ATLANTA — The campaign to win voter support for capping the state income tax has begun with the endorsement of 17 economists last week.
Voters will decide on their general election ballot whether to prohibit the legislature from ever raising the tax rate beyond the current 6 percent. Grassroots support for the limit has been slowly building since the General Assembly passed the amendment with a two-thirds majority of the House and Senate.
So far, no one can point to any organized opposition, although an Atlanta think tank oriented toward increased social-services spending has warned against passage.
The economists backing the measure are current or retired college professors and mostly members of the Southern Economic Association. Two past presidents are included, Paul Rubin of Emory University and Dwight Lee, who is retired from the University of Georgia.
Other academic economists are also sympathetic but did not step forward. After all, a limit on taxes could ultimately crimp college funding.
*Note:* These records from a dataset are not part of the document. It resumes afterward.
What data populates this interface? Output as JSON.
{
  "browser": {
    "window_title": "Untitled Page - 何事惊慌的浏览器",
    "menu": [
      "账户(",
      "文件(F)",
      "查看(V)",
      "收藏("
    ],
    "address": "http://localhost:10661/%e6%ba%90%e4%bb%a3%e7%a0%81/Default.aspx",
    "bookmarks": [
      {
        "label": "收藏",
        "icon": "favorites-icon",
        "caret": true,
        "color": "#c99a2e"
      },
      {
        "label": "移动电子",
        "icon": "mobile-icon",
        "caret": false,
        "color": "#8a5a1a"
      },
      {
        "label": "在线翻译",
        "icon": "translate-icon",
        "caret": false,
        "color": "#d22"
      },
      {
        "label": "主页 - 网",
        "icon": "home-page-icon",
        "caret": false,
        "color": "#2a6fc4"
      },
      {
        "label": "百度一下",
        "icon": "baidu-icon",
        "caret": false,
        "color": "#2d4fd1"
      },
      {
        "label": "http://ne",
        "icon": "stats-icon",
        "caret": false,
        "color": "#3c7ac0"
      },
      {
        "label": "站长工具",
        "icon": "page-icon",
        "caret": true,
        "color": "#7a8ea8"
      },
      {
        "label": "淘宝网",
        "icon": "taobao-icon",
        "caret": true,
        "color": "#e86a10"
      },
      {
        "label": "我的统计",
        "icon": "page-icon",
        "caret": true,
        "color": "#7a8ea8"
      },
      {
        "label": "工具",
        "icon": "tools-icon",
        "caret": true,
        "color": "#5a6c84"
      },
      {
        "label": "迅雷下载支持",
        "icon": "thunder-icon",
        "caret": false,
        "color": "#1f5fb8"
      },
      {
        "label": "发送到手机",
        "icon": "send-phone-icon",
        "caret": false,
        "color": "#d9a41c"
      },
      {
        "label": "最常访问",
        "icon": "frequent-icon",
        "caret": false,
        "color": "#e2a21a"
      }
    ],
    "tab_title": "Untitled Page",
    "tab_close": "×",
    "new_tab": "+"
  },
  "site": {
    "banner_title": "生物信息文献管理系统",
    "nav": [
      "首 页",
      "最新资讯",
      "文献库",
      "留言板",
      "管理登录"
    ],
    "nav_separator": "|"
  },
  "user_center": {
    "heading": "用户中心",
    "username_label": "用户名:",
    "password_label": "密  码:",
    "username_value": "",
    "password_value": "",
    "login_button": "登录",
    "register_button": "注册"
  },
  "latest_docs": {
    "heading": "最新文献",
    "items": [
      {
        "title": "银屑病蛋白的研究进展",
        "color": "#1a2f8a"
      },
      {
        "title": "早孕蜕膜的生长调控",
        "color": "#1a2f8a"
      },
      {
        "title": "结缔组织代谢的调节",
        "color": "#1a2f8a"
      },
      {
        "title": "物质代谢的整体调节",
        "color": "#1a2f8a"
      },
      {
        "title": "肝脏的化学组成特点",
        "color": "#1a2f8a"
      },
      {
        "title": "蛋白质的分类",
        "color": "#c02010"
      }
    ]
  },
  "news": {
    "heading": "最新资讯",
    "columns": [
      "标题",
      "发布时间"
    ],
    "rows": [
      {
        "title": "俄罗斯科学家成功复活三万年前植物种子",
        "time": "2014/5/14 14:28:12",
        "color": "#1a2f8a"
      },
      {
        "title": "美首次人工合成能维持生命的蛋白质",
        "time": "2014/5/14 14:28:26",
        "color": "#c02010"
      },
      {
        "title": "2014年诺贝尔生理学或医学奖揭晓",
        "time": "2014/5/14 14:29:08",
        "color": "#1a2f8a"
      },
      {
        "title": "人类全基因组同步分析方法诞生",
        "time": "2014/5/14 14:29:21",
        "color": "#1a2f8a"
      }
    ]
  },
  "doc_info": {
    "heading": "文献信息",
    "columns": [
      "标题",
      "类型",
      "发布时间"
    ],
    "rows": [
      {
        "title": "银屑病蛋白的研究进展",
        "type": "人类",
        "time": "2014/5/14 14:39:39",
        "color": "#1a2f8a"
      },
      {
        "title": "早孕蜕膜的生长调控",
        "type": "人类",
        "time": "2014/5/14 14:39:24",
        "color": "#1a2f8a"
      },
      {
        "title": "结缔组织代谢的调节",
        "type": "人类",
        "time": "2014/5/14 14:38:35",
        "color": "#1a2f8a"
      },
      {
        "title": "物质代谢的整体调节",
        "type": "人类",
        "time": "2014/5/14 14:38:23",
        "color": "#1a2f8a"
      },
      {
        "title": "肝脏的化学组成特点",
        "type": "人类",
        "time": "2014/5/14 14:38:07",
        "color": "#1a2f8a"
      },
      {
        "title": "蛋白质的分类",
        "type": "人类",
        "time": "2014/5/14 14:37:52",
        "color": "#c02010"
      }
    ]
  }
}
Generally, economists see that lowering expenses for businesses and individuals as freeing up money for investment and job creation. They also agree with the amendment’s sponsor, Senate President Pro Tempore David Shafer, R-Duluth, who prefers eventually shifting more of the tax burden to sales taxes.
He notes that even though the rate has remained the same for decades, the overall state budget has grown faster than the inflation rate and population, meaning the amendment won’t crimp government services. Other taxes and fees can still be hiked.
“If you’re attracting new business and see existing businesses expand, that in itself will give you new revenue,” Shafer said.
So why ask voters to limit the rate if he hasn’t changed in years?
To provide certainty to businesses. All neighboring states have lower tax rates, but none of them have a constitutional maximum.
“There is nothing to say that those cannot be raised tomorrow,” he notes.
Asked if maybe the amendment might boost the turnout of conservative voters, the senator said his goal was one thing: “My motive was to cap the income tax rate.”
Certainty has a powerful effect on business, according to Jeffrey Dorfman, a professor of agricultural and applied economics at the University of Georgia.
“I have done some research showing that government credibility is a key in attracting jobs. Businesses want to know that government will keep its promises. This is a way to establish some credibility,” he said.
Dorfman isn’t a Pollyanna.
“It won’t mean a business boom, but it might help steer some businesses and jobs our way from neighboring states,” he said.
Wesley Thorpe is a policy analyst in the think tank, the Georgia Budget and Policy Institute, warning against the wisdom of Shafer’s proposal.
“Our view is that it’s just risky to put these types of things in the state constitution,” he said.
Recessions, emergencies and new federal mandates are reasons the legislature might want the option to increase the income tax rate, he said. Plus, there’s the possibility there could be public agreement that problems such as troubled schools or traffic congestion warrant additional taxes. Seeing more than a dozen economists back the amendment doesn’t impress Thorpe.
“It’s certainly possible to find some that think cutting income taxes would boost the economy, but you can find just as many nationally who say that it has no effect,” he said.
If this flies, Shafer wants to ratchet down the income tax rates while keeping spending to a bare minimum.